Six months after the coronavirus outbreak … and the government is still clueless: BEN SPENCER has been analyzing pandemic errors for half a year
Doctors have to stay away from work because they cannot get a test. Ask university researchers to process a huge backlog of swabs.
Sound familiar? These stories hit the headlines in late March. Incredible, they reappeared almost six months later.
How did that happen?
The government spent April and May dealing with their test failures by building a huge new system that should be able to offer a test to anyone who needed one.
First we were promised 100,000 tests a day, then 250,000, then 400,000. Finally, last week came Boris Johnson's "moon shot" announcement – "literally millions" of people were being tested every day "in the near future," he claimed.
Health Secretary Matt Hancock announced a new prioritization list clarifying that patients and nursing home residents will be at the top of the queue. Why did this huge test system collapse so dramatically?
It sounded remarkable – a way back to normal. But the reality?

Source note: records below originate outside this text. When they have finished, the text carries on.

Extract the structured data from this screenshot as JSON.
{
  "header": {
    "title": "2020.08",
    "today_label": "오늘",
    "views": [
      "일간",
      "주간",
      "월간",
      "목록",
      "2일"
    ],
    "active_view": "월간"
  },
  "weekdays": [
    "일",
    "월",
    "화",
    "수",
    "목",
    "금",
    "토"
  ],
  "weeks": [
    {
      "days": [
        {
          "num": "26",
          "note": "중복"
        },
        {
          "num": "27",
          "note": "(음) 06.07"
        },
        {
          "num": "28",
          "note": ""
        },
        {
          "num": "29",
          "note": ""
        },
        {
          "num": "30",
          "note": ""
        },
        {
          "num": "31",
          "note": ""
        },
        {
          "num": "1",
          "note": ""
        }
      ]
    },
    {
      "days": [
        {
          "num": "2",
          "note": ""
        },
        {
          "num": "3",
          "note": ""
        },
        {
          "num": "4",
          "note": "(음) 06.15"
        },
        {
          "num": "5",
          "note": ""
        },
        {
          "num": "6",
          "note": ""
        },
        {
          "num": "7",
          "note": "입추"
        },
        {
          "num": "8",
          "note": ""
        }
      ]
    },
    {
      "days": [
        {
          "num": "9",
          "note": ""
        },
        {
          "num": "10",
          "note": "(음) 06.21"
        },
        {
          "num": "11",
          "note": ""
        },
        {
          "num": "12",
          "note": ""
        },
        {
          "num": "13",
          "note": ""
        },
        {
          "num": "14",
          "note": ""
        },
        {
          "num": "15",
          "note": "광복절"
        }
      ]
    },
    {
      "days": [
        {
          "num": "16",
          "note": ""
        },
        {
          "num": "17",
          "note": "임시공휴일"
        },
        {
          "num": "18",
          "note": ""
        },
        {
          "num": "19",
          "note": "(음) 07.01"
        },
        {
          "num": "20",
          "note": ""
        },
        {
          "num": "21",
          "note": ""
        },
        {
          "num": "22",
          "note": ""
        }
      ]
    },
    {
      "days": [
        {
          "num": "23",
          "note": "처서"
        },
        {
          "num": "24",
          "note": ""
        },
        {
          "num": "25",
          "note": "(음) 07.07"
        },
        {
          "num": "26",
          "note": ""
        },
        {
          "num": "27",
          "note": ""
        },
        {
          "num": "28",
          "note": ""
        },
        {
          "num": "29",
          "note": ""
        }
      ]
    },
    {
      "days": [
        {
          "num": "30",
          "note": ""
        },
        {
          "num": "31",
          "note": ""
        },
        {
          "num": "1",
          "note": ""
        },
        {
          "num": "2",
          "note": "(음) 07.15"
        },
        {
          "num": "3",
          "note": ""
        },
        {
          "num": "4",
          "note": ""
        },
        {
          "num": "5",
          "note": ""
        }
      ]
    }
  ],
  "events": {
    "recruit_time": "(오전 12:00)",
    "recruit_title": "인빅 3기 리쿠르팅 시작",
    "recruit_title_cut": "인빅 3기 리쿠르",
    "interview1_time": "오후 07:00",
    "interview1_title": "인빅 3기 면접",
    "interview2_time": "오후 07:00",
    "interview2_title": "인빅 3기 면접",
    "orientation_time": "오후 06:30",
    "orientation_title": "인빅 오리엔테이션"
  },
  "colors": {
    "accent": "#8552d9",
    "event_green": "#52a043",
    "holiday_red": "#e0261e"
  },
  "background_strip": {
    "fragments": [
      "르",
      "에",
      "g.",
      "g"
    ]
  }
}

For most of the days over the past few weeks, the system has struggled to process even 150,000 swabs a day and is now at least 185,000 backlog.
People with symptoms are regularly told that no test is available – unless they are willing to travel hundreds of kilometers.
And yesterday, Health Secretary Matt Hancock announced a new priority list that made it clear that patients and nursing home residents would be at the top of the queue. Why did this huge test system collapse so dramatically?
The main reason is that the demand has increased – and the network of laboratories that run the tests just can't keep up.
Infections are doubling every week – and for every person who tests positive there are up to 100 more who will need a test even if they turn out to be negative. The start of the school year has also seen an increase in seasonal coughs and colds, which has resulted in even greater demand.
But all of this was foreseeable. Scientists have long warned that the test system must be functional by the time schools return and, above all, in time for a predicted second increase in Covid this winter.
Oxford University's Sir John Bell said ministers "underestimated" the speed with which cases would occur and the additional demand from children returning to school.
"You are definitely around the corner," he said.
A woman uses an umbrella to protect herself from the sun while she waits for a coronavirus test outside a community center in Bury
But instead of accepting that they were caught unawares, ministers have accused the public of “frivolously” looking for tests when they have no symptoms. Given that ministers and officials have spent the summer convincing people to seek tests, it is not only unfair but also misleading.
The government seems intent on diverting attention from fundamental problems with its network of seven privately owned "lighthouse" laboratories that were set up this spring. At the time, scholars questioned why ministers turned to the private sector rather than using the expertise in UK university laboratories.
According to reports, the lighthouse laboratories are now facing a staff shortage. There were also reliability issues. Allan Wilson, president of the Institute of Biomedical Science, the professional body for laboratory scientists, said, “We want transparency. We need someone to open the lid of the lighthouse labs and tell them how big the capacity is. & # 39;
With cases increasing and no quick fix in sight, the problems of last spring are definitely back – and they seem to stretch into winter.